If you're the parent of a toddler between the ages of 1 and 2, you should know that car seat recommendations have changed course yet again.
The American Academy of Pediatrics (AAP) in late March recommended that parents keep toddler car seats in the rear-facing position until a child turns 2. This contrasts with the AAP's previous recommendation in 2002, which advised that children could face forward after their first birthday.
The AAP is basing its new recommendation on evidence that a child involved in a crash who is rear-facing in her car seat will benefit from better head, neck and spine support. According to a 2007 study in the journal Injury Prevention, children 2 and younger are 75 percent less likely to be injured or killed if they are in the rear-facing position at the time of impact. The message here is that children who remain rear-facing longer will be safer.
Please note: this is a recommendation and not a law – we encourage you to take this opportunity to weigh your options and make a safe choice for your family. We also encourage you to take your vehicle and car seat to a local fire department or other agency that will inspect and, if need be, correct the installation. According to the National Highway Traffic Safety Administration (NHTSA), three out of four parents do not use child restraints correctly.
For an inspection location near you, visit the NHTSA's Child Safety Seat Inspection Locator. If you live in Oregon, you may search the ACTS (Alliance for Community Traffic Safety) Oregon Child Safety Seat Resource Center for an inspection location near you.
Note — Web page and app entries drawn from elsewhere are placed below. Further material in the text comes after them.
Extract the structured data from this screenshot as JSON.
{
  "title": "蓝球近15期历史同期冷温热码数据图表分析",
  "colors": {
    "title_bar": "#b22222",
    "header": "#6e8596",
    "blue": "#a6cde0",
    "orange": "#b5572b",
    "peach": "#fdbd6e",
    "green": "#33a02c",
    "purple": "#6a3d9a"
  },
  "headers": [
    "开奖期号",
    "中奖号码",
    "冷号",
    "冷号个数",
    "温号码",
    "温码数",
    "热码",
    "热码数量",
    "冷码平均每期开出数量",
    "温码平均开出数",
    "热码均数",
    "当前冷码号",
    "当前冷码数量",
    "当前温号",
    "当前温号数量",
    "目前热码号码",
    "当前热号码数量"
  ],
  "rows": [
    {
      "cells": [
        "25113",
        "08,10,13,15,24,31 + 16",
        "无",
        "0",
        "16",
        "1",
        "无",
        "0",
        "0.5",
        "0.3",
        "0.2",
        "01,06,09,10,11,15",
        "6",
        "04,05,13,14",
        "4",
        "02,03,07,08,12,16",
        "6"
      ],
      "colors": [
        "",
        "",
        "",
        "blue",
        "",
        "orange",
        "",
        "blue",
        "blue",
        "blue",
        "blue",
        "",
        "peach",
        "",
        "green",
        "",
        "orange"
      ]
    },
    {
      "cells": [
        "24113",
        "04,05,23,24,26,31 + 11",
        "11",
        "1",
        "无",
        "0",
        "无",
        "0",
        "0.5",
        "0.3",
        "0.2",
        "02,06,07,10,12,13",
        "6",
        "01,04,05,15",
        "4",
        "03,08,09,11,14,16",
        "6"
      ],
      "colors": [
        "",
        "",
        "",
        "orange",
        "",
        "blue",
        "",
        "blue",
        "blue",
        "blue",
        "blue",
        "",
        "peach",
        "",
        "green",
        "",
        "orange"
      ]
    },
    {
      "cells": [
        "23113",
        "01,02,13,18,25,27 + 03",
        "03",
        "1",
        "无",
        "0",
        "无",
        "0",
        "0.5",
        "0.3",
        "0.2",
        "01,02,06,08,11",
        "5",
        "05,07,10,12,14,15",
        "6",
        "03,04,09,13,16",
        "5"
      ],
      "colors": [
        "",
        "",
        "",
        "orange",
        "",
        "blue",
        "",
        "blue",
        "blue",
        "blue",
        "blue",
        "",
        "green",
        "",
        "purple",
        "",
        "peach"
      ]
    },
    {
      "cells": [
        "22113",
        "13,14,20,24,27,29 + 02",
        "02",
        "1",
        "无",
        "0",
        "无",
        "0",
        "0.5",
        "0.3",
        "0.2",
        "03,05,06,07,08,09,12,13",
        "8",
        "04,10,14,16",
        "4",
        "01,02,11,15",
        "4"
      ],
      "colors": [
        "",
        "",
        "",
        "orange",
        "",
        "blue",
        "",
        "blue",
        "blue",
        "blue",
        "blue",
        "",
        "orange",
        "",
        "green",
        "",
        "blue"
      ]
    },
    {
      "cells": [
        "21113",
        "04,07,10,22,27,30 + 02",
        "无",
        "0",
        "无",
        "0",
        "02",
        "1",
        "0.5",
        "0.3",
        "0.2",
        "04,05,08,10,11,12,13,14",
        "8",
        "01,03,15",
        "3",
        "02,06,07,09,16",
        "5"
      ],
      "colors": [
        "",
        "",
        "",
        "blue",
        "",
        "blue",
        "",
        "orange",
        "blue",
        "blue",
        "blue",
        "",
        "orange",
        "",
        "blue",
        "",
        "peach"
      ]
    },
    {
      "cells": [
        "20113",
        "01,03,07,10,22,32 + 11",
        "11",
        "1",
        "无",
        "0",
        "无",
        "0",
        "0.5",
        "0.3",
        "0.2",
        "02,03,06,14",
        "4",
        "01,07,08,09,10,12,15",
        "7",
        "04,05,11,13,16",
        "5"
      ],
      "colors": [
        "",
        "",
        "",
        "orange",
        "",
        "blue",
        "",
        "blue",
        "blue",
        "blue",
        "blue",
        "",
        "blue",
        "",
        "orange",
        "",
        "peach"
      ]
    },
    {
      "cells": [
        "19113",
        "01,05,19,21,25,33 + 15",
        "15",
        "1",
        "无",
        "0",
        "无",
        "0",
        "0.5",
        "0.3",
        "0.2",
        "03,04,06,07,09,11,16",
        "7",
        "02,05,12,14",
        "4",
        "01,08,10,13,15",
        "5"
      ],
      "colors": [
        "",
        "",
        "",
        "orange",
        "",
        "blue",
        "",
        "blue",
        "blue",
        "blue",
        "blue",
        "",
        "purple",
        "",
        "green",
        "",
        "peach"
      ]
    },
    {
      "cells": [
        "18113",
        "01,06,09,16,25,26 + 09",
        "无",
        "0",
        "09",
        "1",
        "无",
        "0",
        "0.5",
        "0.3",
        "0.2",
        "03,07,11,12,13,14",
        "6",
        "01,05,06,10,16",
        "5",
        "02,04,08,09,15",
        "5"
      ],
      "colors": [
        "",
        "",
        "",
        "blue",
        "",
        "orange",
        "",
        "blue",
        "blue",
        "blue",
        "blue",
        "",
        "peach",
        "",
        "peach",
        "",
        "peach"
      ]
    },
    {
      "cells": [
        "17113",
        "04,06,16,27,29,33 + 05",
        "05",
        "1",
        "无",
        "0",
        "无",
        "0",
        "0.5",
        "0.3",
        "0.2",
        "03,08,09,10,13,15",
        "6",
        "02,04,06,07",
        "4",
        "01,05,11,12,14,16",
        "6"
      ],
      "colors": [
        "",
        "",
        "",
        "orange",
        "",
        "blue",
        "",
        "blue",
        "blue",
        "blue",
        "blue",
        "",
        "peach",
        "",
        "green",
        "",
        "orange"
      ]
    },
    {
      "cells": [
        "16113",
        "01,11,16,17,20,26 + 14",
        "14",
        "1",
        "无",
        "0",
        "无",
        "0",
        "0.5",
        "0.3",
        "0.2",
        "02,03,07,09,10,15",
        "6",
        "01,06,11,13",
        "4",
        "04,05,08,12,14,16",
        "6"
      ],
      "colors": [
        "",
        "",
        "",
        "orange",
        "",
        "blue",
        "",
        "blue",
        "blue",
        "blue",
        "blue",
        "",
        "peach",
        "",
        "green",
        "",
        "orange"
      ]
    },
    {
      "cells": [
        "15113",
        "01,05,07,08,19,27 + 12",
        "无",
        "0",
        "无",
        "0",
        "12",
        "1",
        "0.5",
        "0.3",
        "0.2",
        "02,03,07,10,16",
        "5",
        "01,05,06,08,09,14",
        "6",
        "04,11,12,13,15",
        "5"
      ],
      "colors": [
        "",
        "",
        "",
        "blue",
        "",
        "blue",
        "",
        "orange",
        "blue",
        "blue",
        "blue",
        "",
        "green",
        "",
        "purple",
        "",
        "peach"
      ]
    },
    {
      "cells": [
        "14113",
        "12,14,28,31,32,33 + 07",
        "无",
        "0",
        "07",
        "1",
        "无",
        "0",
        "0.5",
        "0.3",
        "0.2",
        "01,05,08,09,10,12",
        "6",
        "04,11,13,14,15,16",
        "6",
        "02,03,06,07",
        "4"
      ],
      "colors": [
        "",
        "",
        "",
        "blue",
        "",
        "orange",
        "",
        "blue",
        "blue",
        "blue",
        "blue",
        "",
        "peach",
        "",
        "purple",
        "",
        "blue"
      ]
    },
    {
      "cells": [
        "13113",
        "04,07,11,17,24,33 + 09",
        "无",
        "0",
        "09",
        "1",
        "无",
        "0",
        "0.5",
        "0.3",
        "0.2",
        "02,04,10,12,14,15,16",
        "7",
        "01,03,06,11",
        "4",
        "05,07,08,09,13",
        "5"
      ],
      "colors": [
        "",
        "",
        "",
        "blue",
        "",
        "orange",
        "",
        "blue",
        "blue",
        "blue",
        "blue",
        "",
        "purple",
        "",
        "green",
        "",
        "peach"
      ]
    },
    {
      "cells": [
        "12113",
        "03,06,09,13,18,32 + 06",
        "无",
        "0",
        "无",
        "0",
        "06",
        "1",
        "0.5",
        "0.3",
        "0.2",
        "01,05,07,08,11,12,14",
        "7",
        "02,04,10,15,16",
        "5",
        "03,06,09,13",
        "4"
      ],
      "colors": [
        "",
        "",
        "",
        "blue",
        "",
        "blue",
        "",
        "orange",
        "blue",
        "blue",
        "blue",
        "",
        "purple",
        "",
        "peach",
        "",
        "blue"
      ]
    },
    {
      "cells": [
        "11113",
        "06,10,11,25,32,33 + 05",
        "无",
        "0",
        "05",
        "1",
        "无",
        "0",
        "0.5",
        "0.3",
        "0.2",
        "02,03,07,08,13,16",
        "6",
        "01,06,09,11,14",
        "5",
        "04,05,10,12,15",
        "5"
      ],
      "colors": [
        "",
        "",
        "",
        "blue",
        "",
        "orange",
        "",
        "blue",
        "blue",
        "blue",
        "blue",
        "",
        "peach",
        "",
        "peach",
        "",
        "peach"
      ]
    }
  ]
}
The AAP offers additional information on infant, toddler and child seats.